Experts probe Algerian crash
PARIS — Aviation experts, criminal investigators and soldiers began converging Friday on an isolated patch of restive Mali to search for clues that might explain why an Air Algerie jetliner fell from the sky in a storm and apparently disintegrated on impact.
French authorities said the catastrophe was probably the result of extreme bad weather, but they refused to exclude other possibilities, like terrorism, without a full investigation. All 118 people aboard the plane were killed.
The loss of flight 5017 wiped out whole families. Nearly half of the dead were French. The passenger list included other Europeans, Canadians and Africans. The six crew members were Spanish.
One man pleaded with French officials not to hold back any information about the crash that killed his brother and other family members.
“Tell us. Especially give us an explanation,” Amadou Ouedraogo asked on BFM-TV.
French authorities planned to meet Saturday with victims' families.
Show commenting policy
TribLive commenting policy
You are solely responsible for your comments and by using TribLive.com you agree to our Terms of Service.
We moderate comments. Our goal is to provide substantive commentary for a general readership. By screening submissions, we provide a space where readers can share intelligent and informed commentary that enhances the quality of our news and information.
While most comments will be posted if they are on-topic and not abusive, moderating decisions are subjective. We will make them as carefully and consistently as we can. Because of the volume of reader comments, we cannot review individual moderation decisions with readers.
We value thoughtful comments representing a range of views that make their point quickly and politely. We make an effort to protect discussions from repeated comments either by the same reader or different readers.
We follow the same standards for taste as the daily newspaper. A few things we won't tolerate: personal attacks, obscenity, vulgarity, profanity (including expletives and letters followed by dashes), commercial promotion, impersonations, incoherence, proselytizing and SHOUTING. Don't include URLs to Web sites.

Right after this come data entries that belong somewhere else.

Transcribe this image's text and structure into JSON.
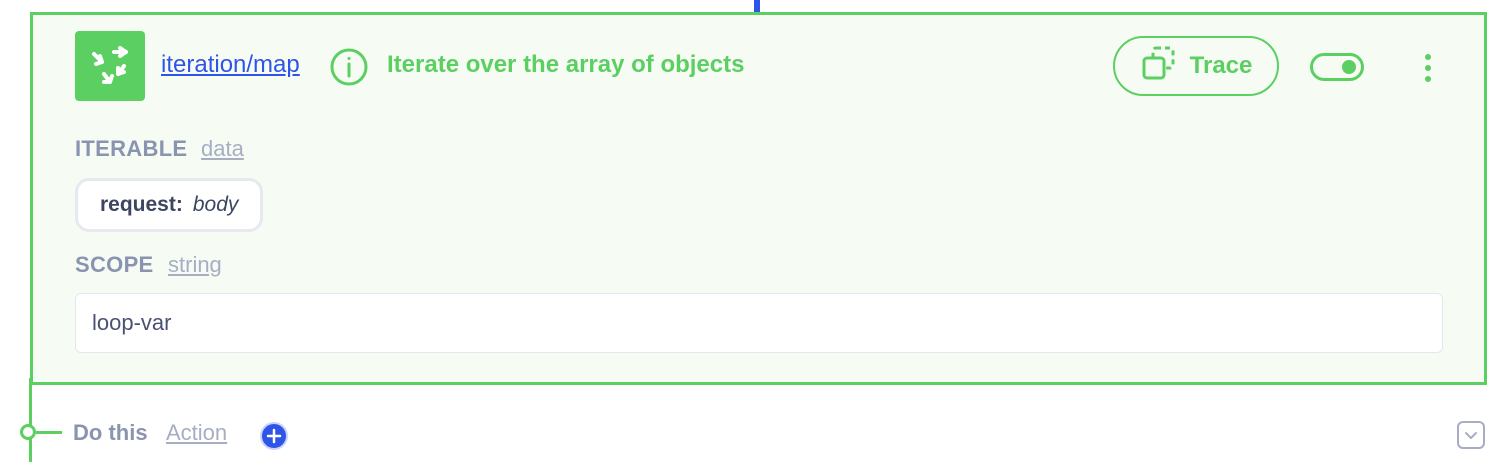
{
  "step": {
    "module": "iteration/map",
    "description": "Iterate over the array of objects",
    "icon": "loop-arrows-icon",
    "trace_label": "Trace",
    "enabled": true,
    "accent_color": "#5ccf62",
    "link_color": "#2f55e8"
  },
  "iterable": {
    "label": "ITERABLE",
    "type": "data",
    "value_key": "request:",
    "value_path": "body"
  },
  "scope": {
    "label": "SCOPE",
    "type": "string",
    "value": "loop-var"
  },
  "next": {
    "label": "Do this",
    "type": "Action"
  }
}
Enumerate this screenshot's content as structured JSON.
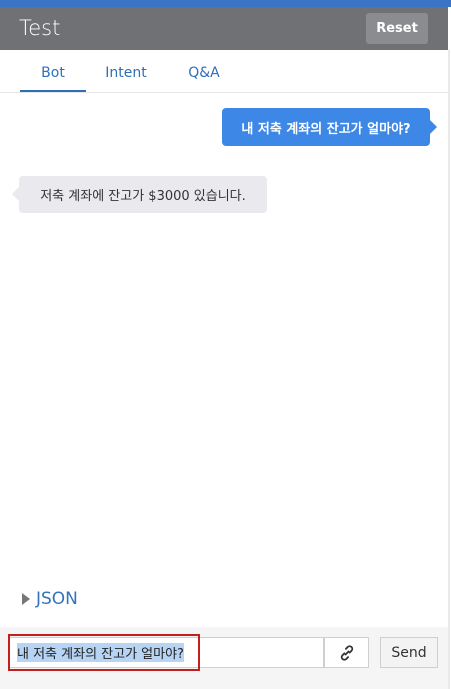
{
  "header": {
    "title": "Test",
    "reset_label": "Reset"
  },
  "tabs": [
    {
      "label": "Bot",
      "active": true
    },
    {
      "label": "Intent",
      "active": false
    },
    {
      "label": "Q&A",
      "active": false
    }
  ],
  "messages": [
    {
      "from": "user",
      "text": "내 저축 계좌의 잔고가 얼마야?"
    },
    {
      "from": "bot",
      "text": "저축 계좌에 잔고가 $3000 있습니다."
    }
  ],
  "json_toggle": {
    "label": "JSON"
  },
  "composer": {
    "input_value": "내 저축 계좌의 잔고가 얼마야?",
    "send_label": "Send",
    "link_icon": "link-icon"
  },
  "colors": {
    "accent": "#3a74c7",
    "header_bg": "#6f7175",
    "user_bubble": "#3d87e7",
    "bot_bubble": "#e9e9ee",
    "link_text": "#2f6fb7",
    "highlight": "#c21f1f"
  }
}
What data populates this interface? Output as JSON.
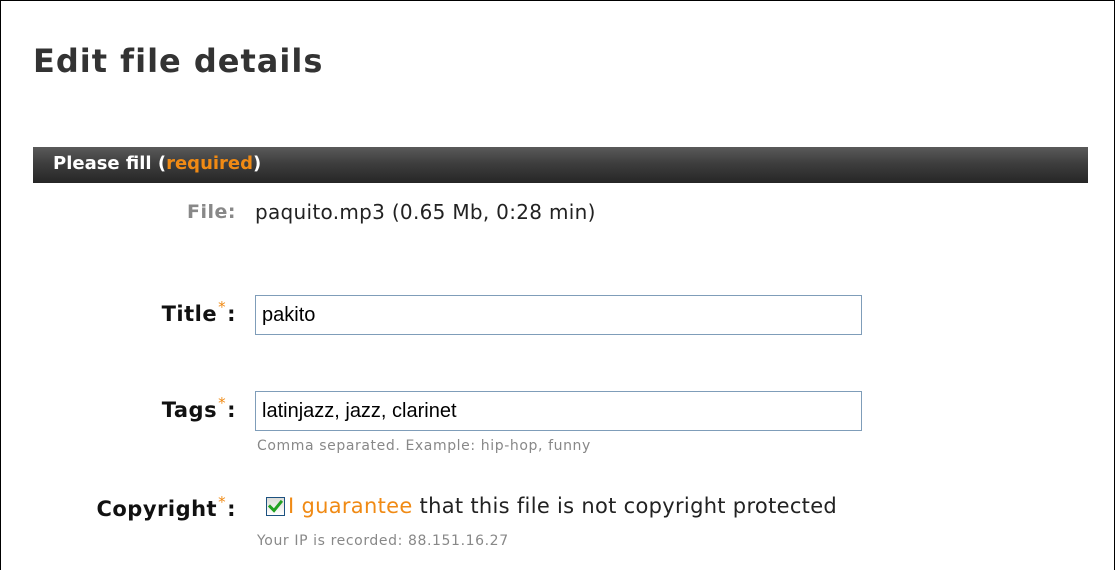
{
  "page": {
    "title": "Edit file details"
  },
  "section": {
    "prefix": "Please fill (",
    "required_word": "required",
    "suffix": ")"
  },
  "file": {
    "label": "File:",
    "value": "paquito.mp3 (0.65 Mb, 0:28 min)"
  },
  "title_field": {
    "label": "Title",
    "required_mark": "*",
    "colon": ":",
    "value": "pakito"
  },
  "tags_field": {
    "label": "Tags",
    "required_mark": "*",
    "colon": ":",
    "value": "latinjazz, jazz, clarinet",
    "hint": "Comma separated. Example: hip-hop, funny"
  },
  "copyright": {
    "label": "Copyright",
    "required_mark": "*",
    "colon": ":",
    "checked": true,
    "link_text": "I guarantee",
    "text": " that this file is not copyright protected",
    "ip_note": "Your IP is recorded: 88.151.16.27"
  },
  "colors": {
    "accent": "#f08a14",
    "header_bar": "#333333",
    "checkmark": "#21a121"
  },
  "icons": {
    "checkbox": "checkmark-icon"
  }
}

We do not edit comments. They are either approved or deleted. We reserve the right to edit a comment that is quoted or excerpted in an article. In this case, we may fix spelling and punctuation.
We welcome strong opinions and criticism of our work, but we don't want comments to become bogged down with discussions of our policies and we will moderate accordingly.
We appreciate it when readers and people quoted in articles or blog posts point out errors of fact or emphasis and will investigate all assertions. But these suggestions should be sent via e-mail. To avoid distracting other readers, we won't publish comments that suggest a correction. Instead, corrections will be made in a blog post or in an article.
- Mementos unearthed at Nazi death camp in Poland
- Turkish hostages freed from Islamic State, but questions linger
- Islamic State link with well-heeled companies or individuals targeted
- Egyptian President al-Sisi feels vindicated in crackdown as Islamic extremists rise
- Venezuelan police chief freed from jail
- Economic powers at odds on stimulus as G20 gathers
- Yemeni government and Houthi rebels reach agreement, U.N. envoy says
- NATO chief: Ukraine truce ‘in name only’
- London must keep promises to Scotland, former Prime Minister Brown says
- Islamic State frees 49 hostages
- Scottish teens surprise in independence vote